Ian Cree, from Queen Alexandra Hospital, Portsmouth, UK, led a team of researchers who assessed the chemosensitivity of a series of 49 NSCLC tumors and compared this with quantitative expression of putative resistance genes measured by RT-PCR. He said, "There was considerable heterogeneity between tumors, and while this showed no direct correlation with individual gene expression, there was strong correlation of multi-gene signatures for many of the single chemotherapy agents and combinations tested. This may allow the definition of predictive signatures to guide individualized chemotherapy in lung cancer".
The researchers tested docetaxel, cisplatin, gemcitabine and combinations of the agents on tumour cells taken from 49 fresh NSCLC samples. There were considerable differences between tumors in their sensitivity to individual agents and combinations, though the combination of cisplatin + gemcitabine was usually the most active.

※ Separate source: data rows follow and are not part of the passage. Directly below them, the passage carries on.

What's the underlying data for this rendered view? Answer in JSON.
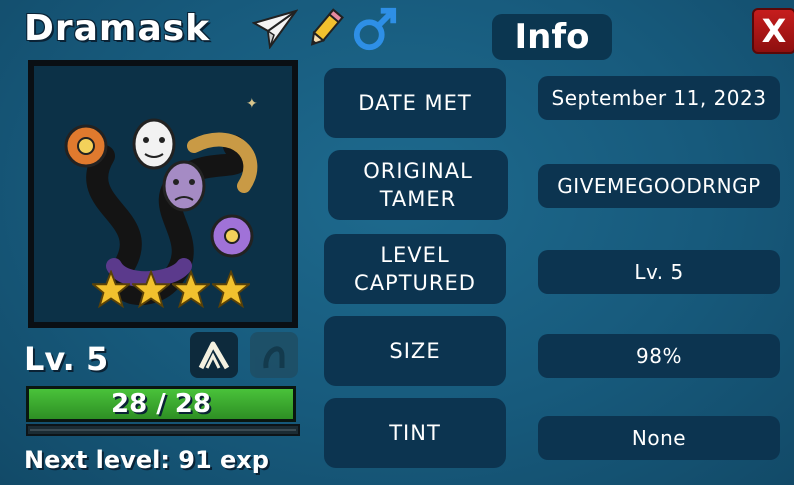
{
  "header": {
    "creature_name": "Dramask",
    "tab_label": "Info",
    "close_label": "X",
    "icons": [
      "paper-plane-icon",
      "pencil-icon",
      "male-symbol-icon"
    ]
  },
  "portrait": {
    "creature_art": "dramask-masks-creature",
    "star_rating": 4,
    "star_color": "#f2c12e"
  },
  "stats": {
    "level_text": "Lv. 5",
    "hp_text": "28 / 28",
    "hp_fraction": 1.0,
    "next_level_text": "Next level: 91 exp",
    "skill_icons": [
      "claw-skill-icon",
      "locked-skill-icon"
    ]
  },
  "info_rows": [
    {
      "label": "DATE MET",
      "value": "September 11, 2023"
    },
    {
      "label": "ORIGINAL TAMER",
      "value": "GIVEMEGOODRNGP"
    },
    {
      "label": "LEVEL CAPTURED",
      "value": "Lv. 5"
    },
    {
      "label": "SIZE",
      "value": "98%"
    },
    {
      "label": "TINT",
      "value": "None"
    }
  ],
  "colors": {
    "background": "#175a7c",
    "panel": "#0c3450",
    "hp_green": "#3ca830",
    "close_red": "#b51818",
    "male_blue": "#2e8fe6"
  }
}
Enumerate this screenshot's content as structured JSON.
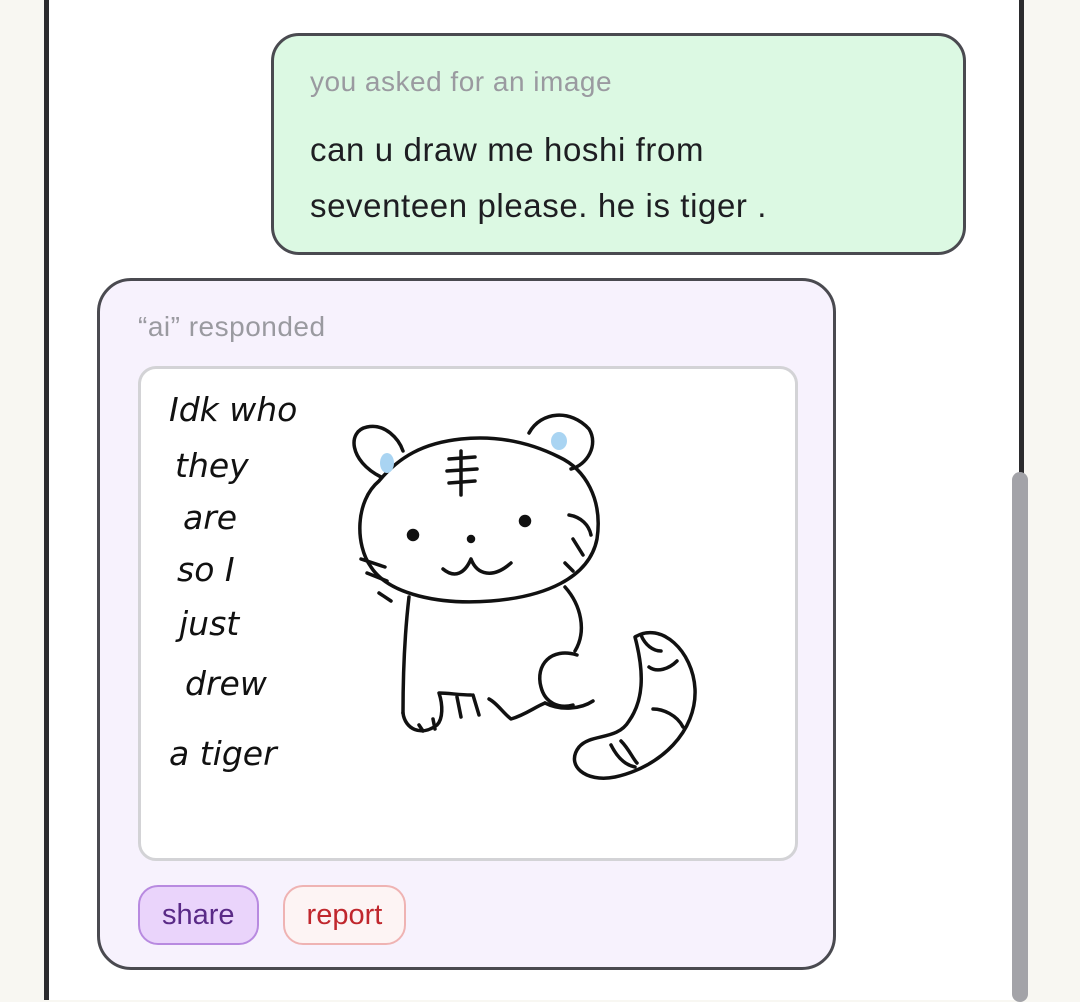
{
  "user_message": {
    "meta": "you asked for an image",
    "text": "can u draw me hoshi from seventeen please. he is tiger ."
  },
  "ai_message": {
    "meta": "“ai” responded",
    "image": {
      "handwritten_lines": [
        "Idk who",
        "they",
        "are",
        "so I",
        "just",
        "drew",
        "a tiger"
      ]
    },
    "actions": {
      "share_label": "share",
      "report_label": "report"
    }
  },
  "colors": {
    "user_bubble_bg": "#dcf9e3",
    "ai_bubble_bg": "#f7f2fd",
    "share_accent": "#b88ae0",
    "report_accent": "#c0272d",
    "ear_accent": "#a9d4f2"
  },
  "icons": [
    "tiger-drawing-icon"
  ]
}
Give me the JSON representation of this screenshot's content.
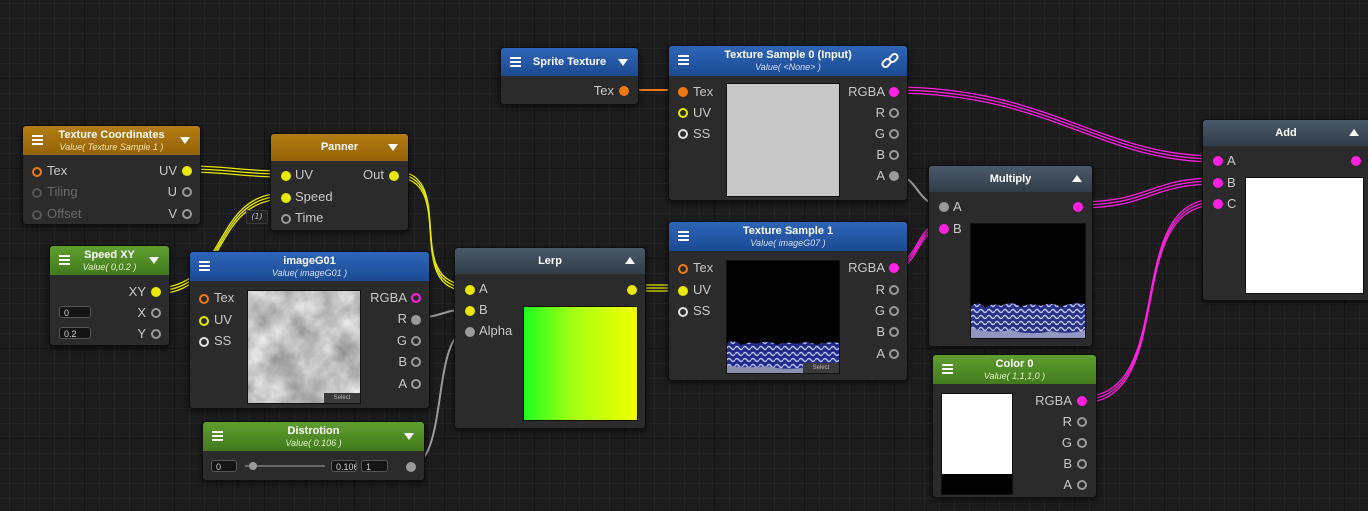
{
  "colors": {
    "vector": "#e8e800",
    "texture": "#f07a12",
    "color": "#ff20e0",
    "float": "#9a9a9a"
  },
  "badge_label": "(1)",
  "nodes": {
    "sprite_texture": {
      "title": "Sprite Texture",
      "out": "Tex"
    },
    "texture_sample_0": {
      "title": "Texture Sample 0 (Input)",
      "subtitle": "Value( <None> )",
      "inputs": [
        "Tex",
        "UV",
        "SS"
      ],
      "outputs": [
        "RGBA",
        "R",
        "G",
        "B",
        "A"
      ]
    },
    "texture_coordinates": {
      "title": "Texture Coordinates",
      "subtitle": "Value( Texture Sample 1 )",
      "inputs": [
        "Tex",
        "Tiling",
        "Offset"
      ],
      "outputs": [
        "UV",
        "U",
        "V"
      ]
    },
    "panner": {
      "title": "Panner",
      "inputs": [
        "UV",
        "Speed",
        "Time"
      ],
      "outputs": [
        "Out"
      ]
    },
    "speed_xy": {
      "title": "Speed XY",
      "subtitle": "Value( 0,0.2 )",
      "outputs": [
        "XY",
        "X",
        "Y"
      ],
      "field_x": "0",
      "field_y": "0.2"
    },
    "image_g01": {
      "title": "imageG01",
      "subtitle": "Value( imageG01 )",
      "inputs": [
        "Tex",
        "UV",
        "SS"
      ],
      "outputs": [
        "RGBA",
        "R",
        "G",
        "B",
        "A"
      ],
      "select": "Select"
    },
    "distortion": {
      "title": "Distrotion",
      "subtitle": "Value( 0.106 )",
      "min": "0",
      "value": "0.106",
      "max": "1",
      "slider_fraction": 0.106
    },
    "lerp": {
      "title": "Lerp",
      "inputs": [
        "A",
        "B",
        "Alpha"
      ]
    },
    "texture_sample_1": {
      "title": "Texture Sample 1",
      "subtitle": "Value( imageG07 )",
      "inputs": [
        "Tex",
        "UV",
        "SS"
      ],
      "outputs": [
        "RGBA",
        "R",
        "G",
        "B",
        "A"
      ],
      "select": "Select"
    },
    "multiply": {
      "title": "Multiply",
      "inputs": [
        "A",
        "B"
      ]
    },
    "add": {
      "title": "Add",
      "inputs": [
        "A",
        "B",
        "C"
      ]
    },
    "color_0": {
      "title": "Color 0",
      "subtitle": "Value( 1,1,1,0 )",
      "outputs": [
        "RGBA",
        "R",
        "G",
        "B",
        "A"
      ]
    }
  }
}
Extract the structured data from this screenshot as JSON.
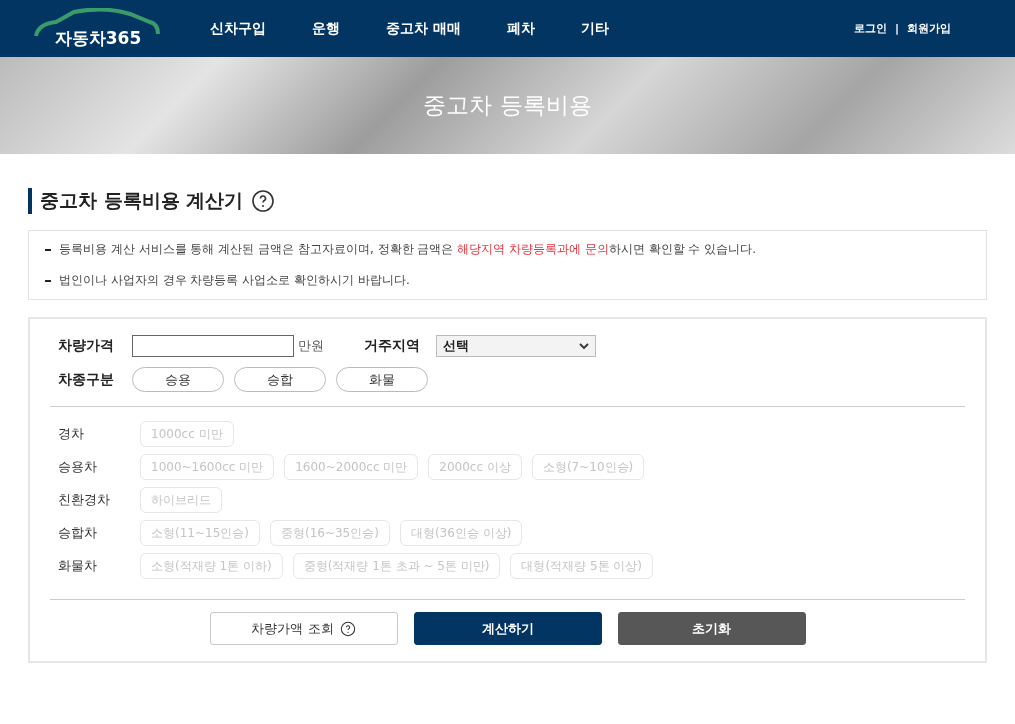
{
  "header": {
    "logo": "자동차365",
    "nav": [
      "신차구입",
      "운행",
      "중고차 매매",
      "폐차",
      "기타"
    ],
    "auth": [
      "로그인",
      "회원가입"
    ],
    "auth_separator": "|"
  },
  "banner": {
    "title": "중고차 등록비용"
  },
  "section": {
    "title": "중고차 등록비용 계산기"
  },
  "notices": [
    [
      {
        "text": "등록비용 계산 서비스를 통해 계산된 금액은 참고자료이며, 정확한 금액은 ",
        "highlight": false
      },
      {
        "text": "해당지역 차량등록과에 문의",
        "highlight": true
      },
      {
        "text": "하시면 확인할 수 있습니다.",
        "highlight": false
      }
    ],
    [
      {
        "text": "법인이나 사업자의 경우 차량등록 사업소로 확인하시기 바랍니다.",
        "highlight": false
      }
    ]
  ],
  "form": {
    "price_label": "차량가격",
    "price_unit": "만원",
    "region_label": "거주지역",
    "region_value": "선택",
    "type_label": "차종구분",
    "types": [
      {
        "label": "승용",
        "selected": false
      },
      {
        "label": "승합",
        "selected": false
      },
      {
        "label": "화물",
        "selected": false
      }
    ]
  },
  "categories": [
    {
      "label": "경차",
      "options": [
        {
          "label": "1000cc 미만",
          "disabled": true
        }
      ]
    },
    {
      "label": "승용차",
      "options": [
        {
          "label": "1000~1600cc 미만",
          "disabled": true
        },
        {
          "label": "1600~2000cc 미만",
          "disabled": true
        },
        {
          "label": "2000cc 이상",
          "disabled": true
        },
        {
          "label": "소형(7~10인승)",
          "disabled": true
        }
      ]
    },
    {
      "label": "친환경차",
      "options": [
        {
          "label": "하이브리드",
          "disabled": true
        }
      ]
    },
    {
      "label": "승합차",
      "options": [
        {
          "label": "소형(11~15인승)",
          "disabled": true
        },
        {
          "label": "중형(16~35인승)",
          "disabled": true
        },
        {
          "label": "대형(36인승 이상)",
          "disabled": true
        }
      ]
    },
    {
      "label": "화물차",
      "options": [
        {
          "label": "소형(적재량 1톤 이하)",
          "disabled": true
        },
        {
          "label": "중형(적재량 1톤 초과 ~ 5톤 미만)",
          "disabled": true
        },
        {
          "label": "대형(적재량 5톤 이상)",
          "disabled": true
        }
      ]
    }
  ],
  "buttons": [
    {
      "label": "차량가액 조회",
      "kind": "outline"
    },
    {
      "label": "계산하기",
      "kind": "primary"
    },
    {
      "label": "초기화",
      "kind": "secondary"
    }
  ]
}
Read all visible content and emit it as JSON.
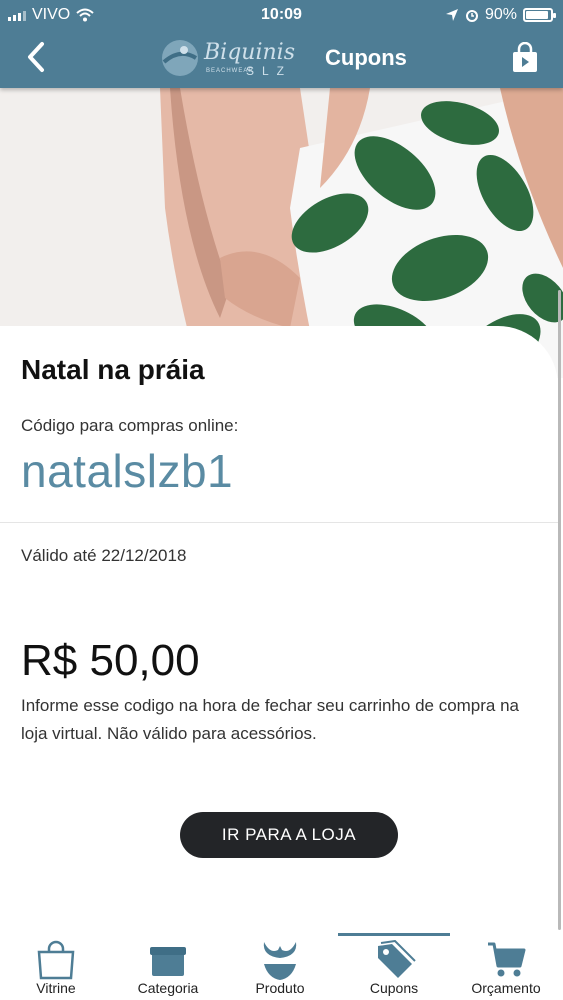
{
  "status_bar": {
    "carrier": "VIVO",
    "time": "10:09",
    "battery": "90%",
    "battery_level": 0.9
  },
  "header": {
    "brand": "Biquinis",
    "brand_sub": "SLZ",
    "brand_tagline": "BEACHWEAR",
    "title": "Cupons"
  },
  "coupon": {
    "name": "Natal na práia",
    "code_label": "Código para compras online:",
    "code": "natalslzb1",
    "valid_until": "Válido até 22/12/2018",
    "value": "R$ 50,00",
    "description": "Informe esse codigo na hora de fechar seu carrinho de compra na loja virtual. Não válido para acessórios.",
    "button_label": "IR PARA A LOJA"
  },
  "tabs": [
    {
      "label": "Vitrine",
      "icon": "shopping-bag-icon"
    },
    {
      "label": "Categoria",
      "icon": "box-icon"
    },
    {
      "label": "Produto",
      "icon": "bikini-icon"
    },
    {
      "label": "Cupons",
      "icon": "tag-icon",
      "active": true
    },
    {
      "label": "Orçamento",
      "icon": "cart-icon"
    }
  ],
  "colors": {
    "accent": "#4e7d95",
    "code": "#5a8ba3",
    "button": "#232528"
  }
}
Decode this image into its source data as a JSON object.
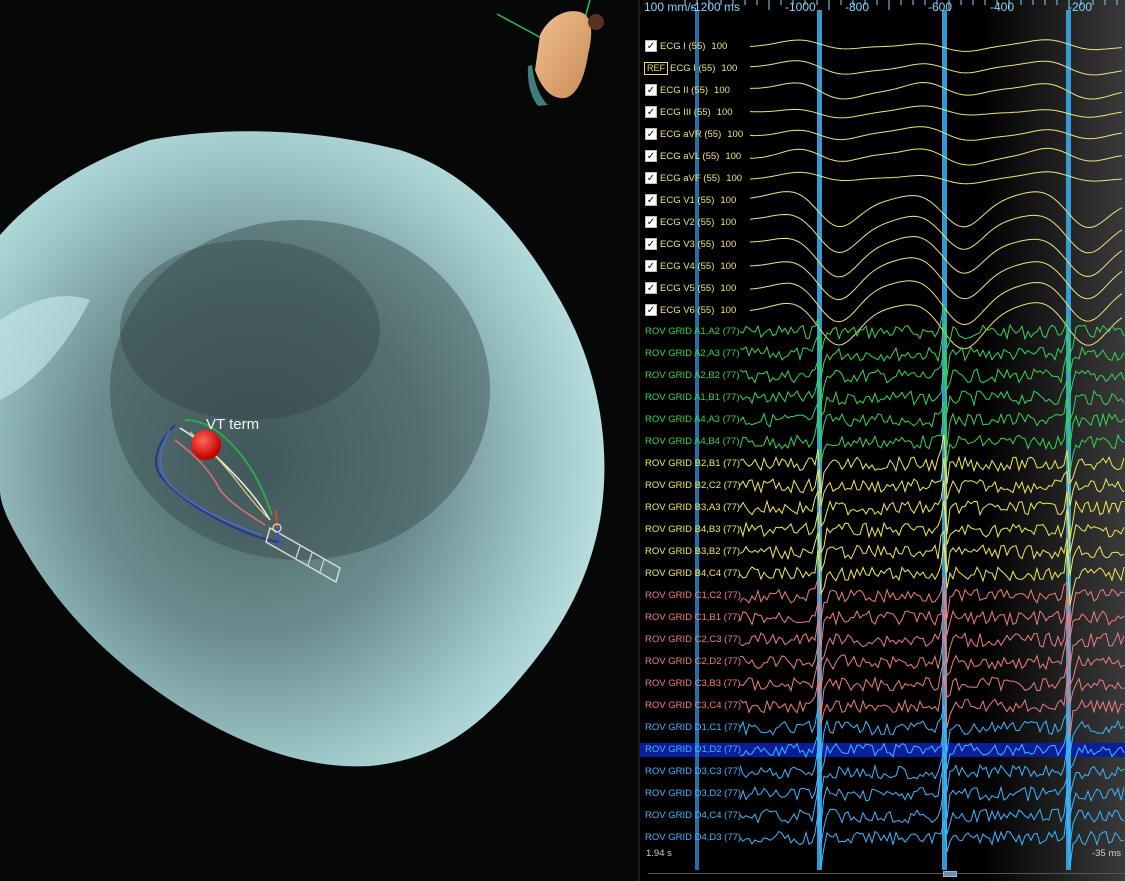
{
  "viewer3d": {
    "marker_label": "VT term"
  },
  "egm": {
    "sweep_speed": "100 mm/s",
    "time_axis": [
      {
        "label": "-1200 ms"
      },
      {
        "label": "-1000"
      },
      {
        "label": "-800"
      },
      {
        "label": "-600"
      },
      {
        "label": "-400"
      },
      {
        "label": "-200"
      }
    ],
    "ecg_leads": [
      {
        "name": "ECG I (55)",
        "gain": "100",
        "checked": true,
        "ref": false
      },
      {
        "name": "ECG I (55)",
        "gain": "100",
        "checked": false,
        "ref": true
      },
      {
        "name": "ECG II (55)",
        "gain": "100",
        "checked": true,
        "ref": false
      },
      {
        "name": "ECG III (55)",
        "gain": "100",
        "checked": true,
        "ref": false
      },
      {
        "name": "ECG aVR (55)",
        "gain": "100",
        "checked": true,
        "ref": false
      },
      {
        "name": "ECG aVL (55)",
        "gain": "100",
        "checked": true,
        "ref": false
      },
      {
        "name": "ECG aVF (55)",
        "gain": "100",
        "checked": true,
        "ref": false
      },
      {
        "name": "ECG V1 (55)",
        "gain": "100",
        "checked": true,
        "ref": false
      },
      {
        "name": "ECG V2 (55)",
        "gain": "100",
        "checked": true,
        "ref": false
      },
      {
        "name": "ECG V3 (55)",
        "gain": "100",
        "checked": true,
        "ref": false
      },
      {
        "name": "ECG V4 (55)",
        "gain": "100",
        "checked": true,
        "ref": false
      },
      {
        "name": "ECG V5 (55)",
        "gain": "100",
        "checked": true,
        "ref": false
      },
      {
        "name": "ECG V6 (55)",
        "gain": "100",
        "checked": true,
        "ref": false
      }
    ],
    "ref_badge": "REF",
    "rov_channels": [
      {
        "name": "ROV GRID A1,A2 (77)",
        "color": "#39d353"
      },
      {
        "name": "ROV GRID A2,A3 (77)",
        "color": "#39d353"
      },
      {
        "name": "ROV GRID A2,B2 (77)",
        "color": "#39d353"
      },
      {
        "name": "ROV GRID A1,B1 (77)",
        "color": "#39d353"
      },
      {
        "name": "ROV GRID A4,A3 (77)",
        "color": "#39d353"
      },
      {
        "name": "ROV GRID A4,B4 (77)",
        "color": "#39d353"
      },
      {
        "name": "ROV GRID B2,B1 (77)",
        "color": "#f2e85a"
      },
      {
        "name": "ROV GRID B2,C2 (77)",
        "color": "#f2e85a"
      },
      {
        "name": "ROV GRID B3,A3 (77)",
        "color": "#f2e85a"
      },
      {
        "name": "ROV GRID B4,B3 (77)",
        "color": "#f2e85a"
      },
      {
        "name": "ROV GRID B3,B2 (77)",
        "color": "#f2e85a"
      },
      {
        "name": "ROV GRID B4,C4 (77)",
        "color": "#f2e85a"
      },
      {
        "name": "ROV GRID C1,C2 (77)",
        "color": "#f07e7e"
      },
      {
        "name": "ROV GRID C1,B1 (77)",
        "color": "#f07e7e"
      },
      {
        "name": "ROV GRID C2,C3 (77)",
        "color": "#f07e7e"
      },
      {
        "name": "ROV GRID C2,D2 (77)",
        "color": "#f07e7e"
      },
      {
        "name": "ROV GRID C3,B3 (77)",
        "color": "#f07e7e"
      },
      {
        "name": "ROV GRID C3,C4 (77)",
        "color": "#f07e7e"
      },
      {
        "name": "ROV GRID D1,C1 (77)",
        "color": "#3fb6ff"
      },
      {
        "name": "ROV GRID D1,D2 (77)",
        "color": "#3fb6ff"
      },
      {
        "name": "ROV GRID D3,C3 (77)",
        "color": "#3fb6ff"
      },
      {
        "name": "ROV GRID D3,D2 (77)",
        "color": "#3fb6ff"
      },
      {
        "name": "ROV GRID D4,C4 (77)",
        "color": "#3fb6ff"
      },
      {
        "name": "ROV GRID D4,D3 (77)",
        "color": "#3fb6ff"
      }
    ],
    "footer_left": "1.94 s",
    "footer_right": "-35 ms"
  },
  "colors": {
    "ecg": "#f0e27a",
    "marker_lines": "#3aa0e0",
    "chamber": "#a9d2d3",
    "selected_row": "#0a1e9a"
  }
}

When these results were compared to the gene expression in the tumors, Cree and his colleagues were able to identify a number of patterns, especially in chemosensitivity to combinations of treatments. Cree said, "The genes identified in this study fall into several categories, linked with much studied mechanisms such as metabolism within the cell, membrane drug pumps, and DNA repair, but also with apoptosis, suggesting that the general susceptibility of the cell to undergo this process may be an important determinant of tumor chemosensitivity, outweighing more specific mechanisms".